The two girls returned to the club entrance, clearly unhurt, and proceeded to yell abuse at the doorman involved. A young lad (about18), who must have been involved in the incident earlier, was arguing with other members of door staff.

One other member of door staff then came out from the club and displayed his Tai boxing prowess. As the lad squared up to the doorman, who had made no physical contact at this stage, the doorman produced a punch to the lad’s nose, causing it to bleed. He then retreated to the inside of the club.

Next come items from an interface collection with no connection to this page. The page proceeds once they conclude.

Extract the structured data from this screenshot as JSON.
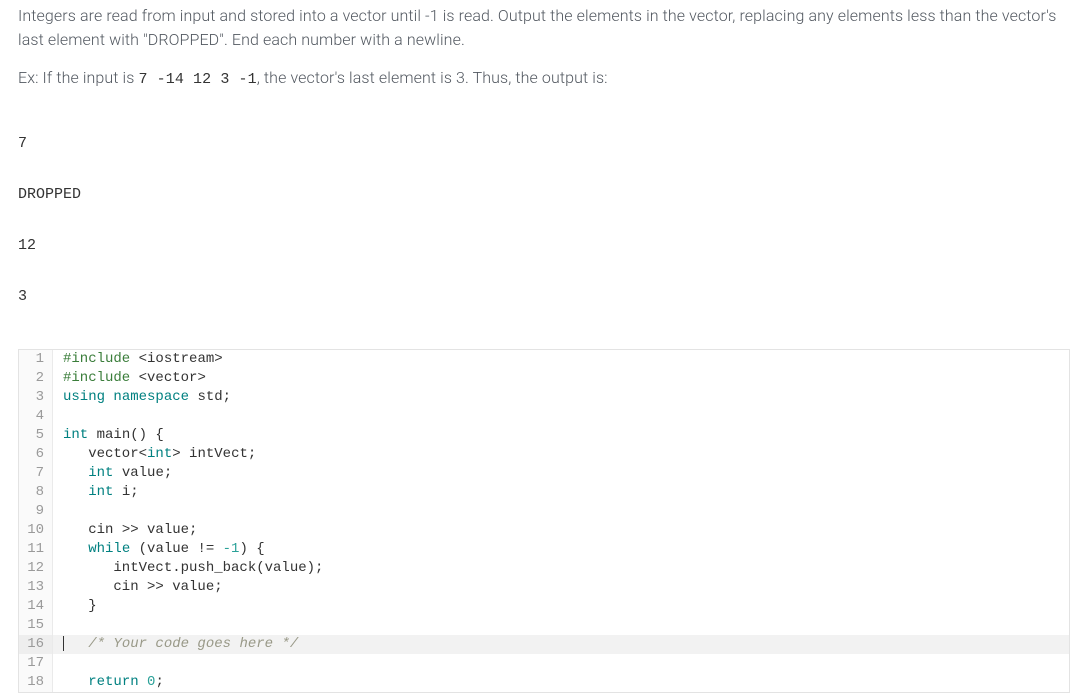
{
  "problem": {
    "paragraph1": "Integers are read from input and stored into a vector until -1 is read. Output the elements in the vector, replacing any elements less than the vector's last element with \"DROPPED\". End each number with a newline.",
    "example_prefix": "Ex: If the input is ",
    "example_input": "7 -14 12 3 -1",
    "example_suffix": ", the vector's last element is 3. Thus, the output is:",
    "output_lines": [
      "7",
      "DROPPED",
      "12",
      "3"
    ]
  },
  "code": {
    "highlight_line": 16,
    "lines": [
      {
        "n": 1,
        "tokens": [
          [
            "pre",
            "#include"
          ],
          [
            "",
            " "
          ],
          [
            "op",
            "<"
          ],
          [
            "",
            "iostream"
          ],
          [
            "op",
            ">"
          ]
        ]
      },
      {
        "n": 2,
        "tokens": [
          [
            "pre",
            "#include"
          ],
          [
            "",
            " "
          ],
          [
            "op",
            "<"
          ],
          [
            "",
            "vector"
          ],
          [
            "op",
            ">"
          ]
        ]
      },
      {
        "n": 3,
        "tokens": [
          [
            "kw",
            "using"
          ],
          [
            "",
            " "
          ],
          [
            "kw",
            "namespace"
          ],
          [
            "",
            " std;"
          ]
        ]
      },
      {
        "n": 4,
        "tokens": [
          [
            "",
            ""
          ]
        ]
      },
      {
        "n": 5,
        "tokens": [
          [
            "kw",
            "int"
          ],
          [
            "",
            " main() {"
          ]
        ]
      },
      {
        "n": 6,
        "tokens": [
          [
            "",
            "   vector"
          ],
          [
            "op",
            "<"
          ],
          [
            "kw",
            "int"
          ],
          [
            "op",
            ">"
          ],
          [
            "",
            " intVect;"
          ]
        ]
      },
      {
        "n": 7,
        "tokens": [
          [
            "",
            "   "
          ],
          [
            "kw",
            "int"
          ],
          [
            "",
            " value;"
          ]
        ]
      },
      {
        "n": 8,
        "tokens": [
          [
            "",
            "   "
          ],
          [
            "kw",
            "int"
          ],
          [
            "",
            " i;"
          ]
        ]
      },
      {
        "n": 9,
        "tokens": [
          [
            "",
            ""
          ]
        ]
      },
      {
        "n": 10,
        "tokens": [
          [
            "",
            "   cin "
          ],
          [
            "op",
            ">>"
          ],
          [
            "",
            " value;"
          ]
        ]
      },
      {
        "n": 11,
        "tokens": [
          [
            "",
            "   "
          ],
          [
            "kw",
            "while"
          ],
          [
            "",
            " (value != "
          ],
          [
            "num",
            "-1"
          ],
          [
            "",
            ") {"
          ]
        ]
      },
      {
        "n": 12,
        "tokens": [
          [
            "",
            "      intVect.push_back(value);"
          ]
        ]
      },
      {
        "n": 13,
        "tokens": [
          [
            "",
            "      cin "
          ],
          [
            "op",
            ">>"
          ],
          [
            "",
            " value;"
          ]
        ]
      },
      {
        "n": 14,
        "tokens": [
          [
            "",
            "   }"
          ]
        ]
      },
      {
        "n": 15,
        "tokens": [
          [
            "",
            ""
          ]
        ]
      },
      {
        "n": 16,
        "tokens": [
          [
            "",
            "   "
          ],
          [
            "comment",
            "/* Your code goes here */"
          ]
        ]
      },
      {
        "n": 17,
        "tokens": [
          [
            "",
            ""
          ]
        ]
      },
      {
        "n": 18,
        "tokens": [
          [
            "",
            "   "
          ],
          [
            "kw",
            "return"
          ],
          [
            "",
            " "
          ],
          [
            "num",
            "0"
          ],
          [
            "",
            ";"
          ]
        ]
      }
    ]
  }
}
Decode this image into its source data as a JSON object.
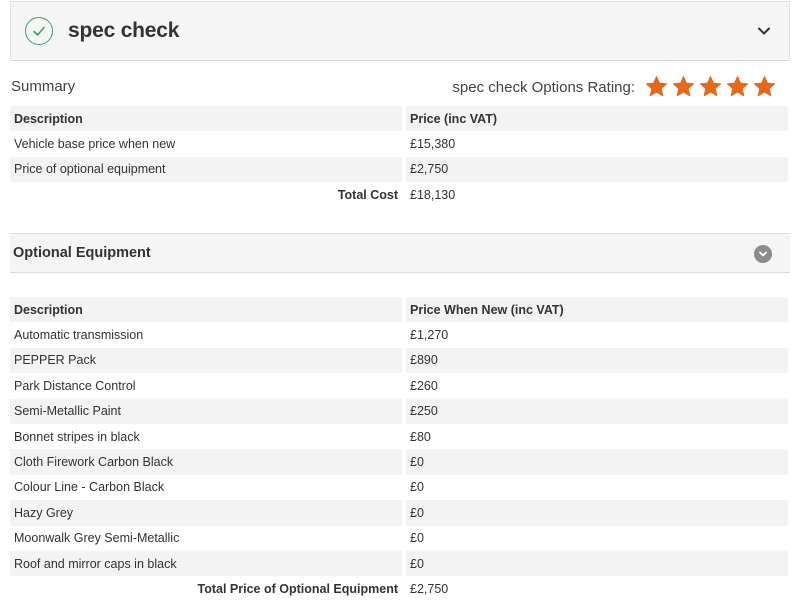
{
  "header": {
    "title": "spec check",
    "icons": {
      "status": "check-circle-icon",
      "toggle": "chevron-down-icon"
    }
  },
  "summary": {
    "label": "Summary",
    "rating_label": "spec check Options Rating:",
    "rating": {
      "value": 5,
      "max": 5,
      "star_color": "#e8681a"
    },
    "columns": [
      "Description",
      "Price (inc VAT)"
    ],
    "rows": [
      {
        "description": "Vehicle base price when new",
        "price": "£15,380"
      },
      {
        "description": "Price of optional equipment",
        "price": "£2,750"
      }
    ],
    "total": {
      "label": "Total Cost",
      "value": "£18,130"
    }
  },
  "optional": {
    "title": "Optional Equipment",
    "columns": [
      "Description",
      "Price When New (inc VAT)"
    ],
    "rows": [
      {
        "description": "Automatic transmission",
        "price": "£1,270"
      },
      {
        "description": "PEPPER Pack",
        "price": "£890"
      },
      {
        "description": "Park Distance Control",
        "price": "£260"
      },
      {
        "description": "Semi-Metallic Paint",
        "price": "£250"
      },
      {
        "description": "Bonnet stripes in black",
        "price": "£80"
      },
      {
        "description": "Cloth Firework Carbon Black",
        "price": "£0"
      },
      {
        "description": "Colour Line - Carbon Black",
        "price": "£0"
      },
      {
        "description": "Hazy Grey",
        "price": "£0"
      },
      {
        "description": "Moonwalk Grey Semi-Metallic",
        "price": "£0"
      },
      {
        "description": "Roof and mirror caps in black",
        "price": "£0"
      }
    ],
    "total": {
      "label": "Total Price of Optional Equipment",
      "value": "£2,750"
    }
  },
  "colors": {
    "accent_green": "#3fa063",
    "star_orange": "#e8681a",
    "row_shade": "#f3f3f3"
  }
}
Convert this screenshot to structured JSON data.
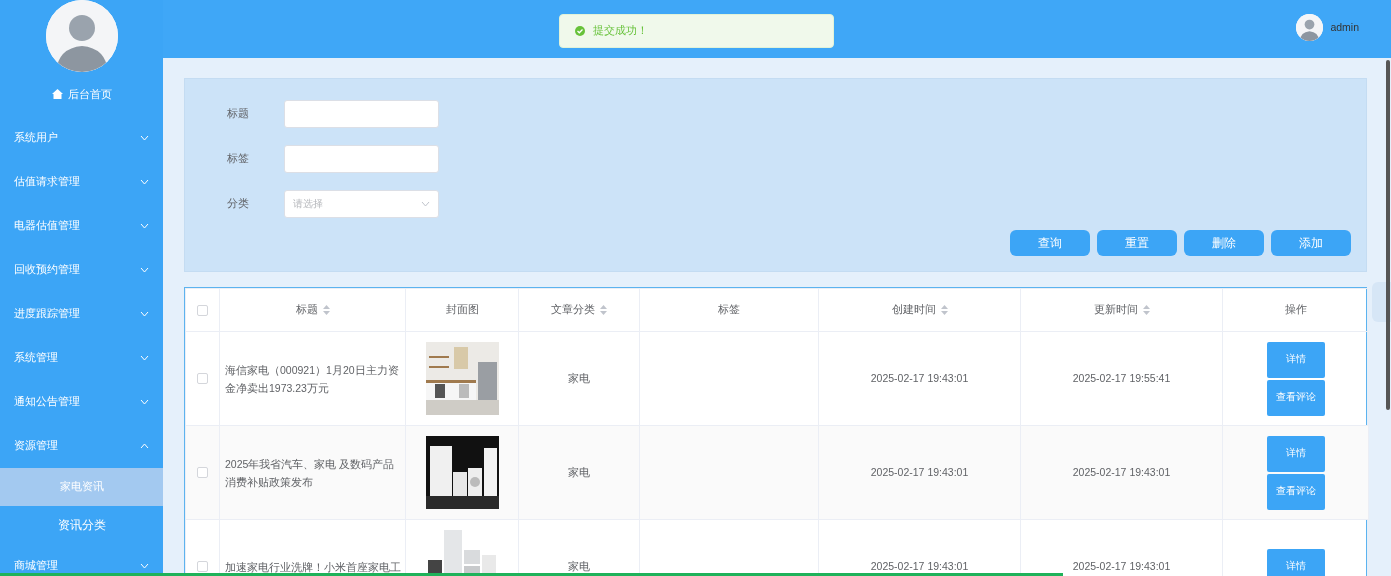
{
  "sidebar": {
    "home": "后台首页",
    "items": [
      {
        "label": "系统用户",
        "expanded": false
      },
      {
        "label": "估值请求管理",
        "expanded": false
      },
      {
        "label": "电器估值管理",
        "expanded": false
      },
      {
        "label": "回收预约管理",
        "expanded": false
      },
      {
        "label": "进度跟踪管理",
        "expanded": false
      },
      {
        "label": "系统管理",
        "expanded": false
      },
      {
        "label": "通知公告管理",
        "expanded": false
      },
      {
        "label": "资源管理",
        "expanded": true,
        "children": [
          {
            "label": "家电资讯",
            "selected": true
          },
          {
            "label": "资讯分类",
            "selected": false
          }
        ]
      },
      {
        "label": "商城管理",
        "expanded": false
      }
    ]
  },
  "toast": {
    "message": "提交成功！"
  },
  "user": {
    "name": "admin"
  },
  "search_form": {
    "fields": [
      {
        "label": "标题",
        "kind": "text"
      },
      {
        "label": "标签",
        "kind": "text"
      },
      {
        "label": "分类",
        "kind": "select",
        "placeholder": "请选择"
      }
    ],
    "buttons": [
      "查询",
      "重置",
      "删除",
      "添加"
    ]
  },
  "table": {
    "header_checked": false,
    "columns": [
      {
        "label": "标题",
        "sortable": true
      },
      {
        "label": "封面图",
        "sortable": false
      },
      {
        "label": "文章分类",
        "sortable": true
      },
      {
        "label": "标签",
        "sortable": false
      },
      {
        "label": "创建时间",
        "sortable": true
      },
      {
        "label": "更新时间",
        "sortable": true
      },
      {
        "label": "操作",
        "sortable": false
      }
    ],
    "rows": [
      {
        "checked": false,
        "title": "海信家电（000921）1月20日主力资金净卖出1973.23万元",
        "cover": {
          "kind": "picture"
        },
        "category": "家电",
        "created": "2025-02-17 19:43:01",
        "updated": "2025-02-17 19:55:41",
        "actions": [
          "详情",
          "查看评论"
        ]
      },
      {
        "checked": false,
        "title": "2025年我省汽车、家电 及数码产品消费补贴政策发布",
        "cover": {
          "kind": "picture"
        },
        "category": "家电",
        "created": "2025-02-17 19:43:01",
        "updated": "2025-02-17 19:43:01",
        "actions": [
          "详情",
          "查看评论"
        ]
      },
      {
        "checked": false,
        "title": "加速家电行业洗牌！小米首座家电工",
        "cover": {
          "kind": "picture"
        },
        "category": "家电",
        "created": "2025-02-17 19:43:01",
        "updated": "2025-02-17 19:43:01",
        "actions": [
          "详情"
        ]
      }
    ]
  },
  "video_progress": {
    "level": 0.764
  }
}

The police arrived in their support vehicle, along with a police car, and two officers interviewed the door staff. Another police officer talked to the lad, who was complaining that he had been hit. The police, however, clearly took the side of the door staff and suggested that the lad went on his way. Meanwhile repairs were underway to mend a hinge on the club door, which had been damaged in the fracas. As usual, a crowd of people had gathered to observe the incident, but none became involved. It is also worth noting that the girls and the male involved in the incident were unquestionably below the legal drinking age.
(researcher’s report)

At the time of our visit Brighton had 45 night-clubs, with about 120 door staff in operation on Friday and Saturday nights. It is a licensing requirement for all premises using door staff to keep a register of their staff with full names and addresses. Door staff are also required to wear name badges at all times, although we observed a number who were not displaying these badges.

We recognise that a one-off visit, even on the busiest and potentially most volatile weekend of the year, could provide an unrepresentative picture. As we had only witnessed one serious incident, we checked back with our police contacts:

No, you weren’t in the wrong places. If you were in W- Street and D- Street, you were looking in the right places at the right times, but it has really tailed off since the Licensing Project. You still get the usual rows at closing time, though. But it’s more the estate pubs we’re worried about now – well, a few of them anyway.

One of the real trouble spots has been closed. It had a new manager every few weeks, they just couldn’t find anyone who could control the place. And underage drinking is a problem on the estates as well. But in the centre, I mean it’s summer and there’s not really been much apart from that football one that got out of hand. Beat PC

His last comment referred to an incident following a Cup Semi-Final. The police told us that, through cooperation with the town’s licensees, only 4 pubs were televising the match. Although those involved in the disorder had undoubtedly come from the pubs, their behaviour was not considered to be alcohol-induced. The police also felt that the Press had exaggerated the incident.

There were about 3 or 4 hundred involved in this rampage through the streets after the game, and a party for some foreign students was going on in one of the night clubs. Now, the students were about to leave the club at the same time as this crowd of football supporters were on the street, so the officers asked them to stay inside the club until the crowd has dispersed. The papers reported this as the crowd terrorising the foreign students, threatening them and preventing them from leaving the club. Senior police officer

In conclusion, it seems as though the closer liaison between police and licensees brought about by the Licensing Project has had a significant effect on town-centre disorder. The crowds in the streets were certainly loud and boisterous, but there was very little aggressive behaviour. As one ‘punter’ put it:

Yeah, you get some rowdy behaviour. We’re out for a Friday Saturday night, we’re not going to sit round and have a bloody tea party are we? The papers say your Lager Louts go round in gangs and frighten elderly people and that, but really how many grannies do you see in the streets at this time of night? I mean like you get a bit of a scrap outside a club or something, and the next day you read the paper and there’s been a riot and the streets aren’t safe. Then they say people are scared. Well they would be, wouldn’t they?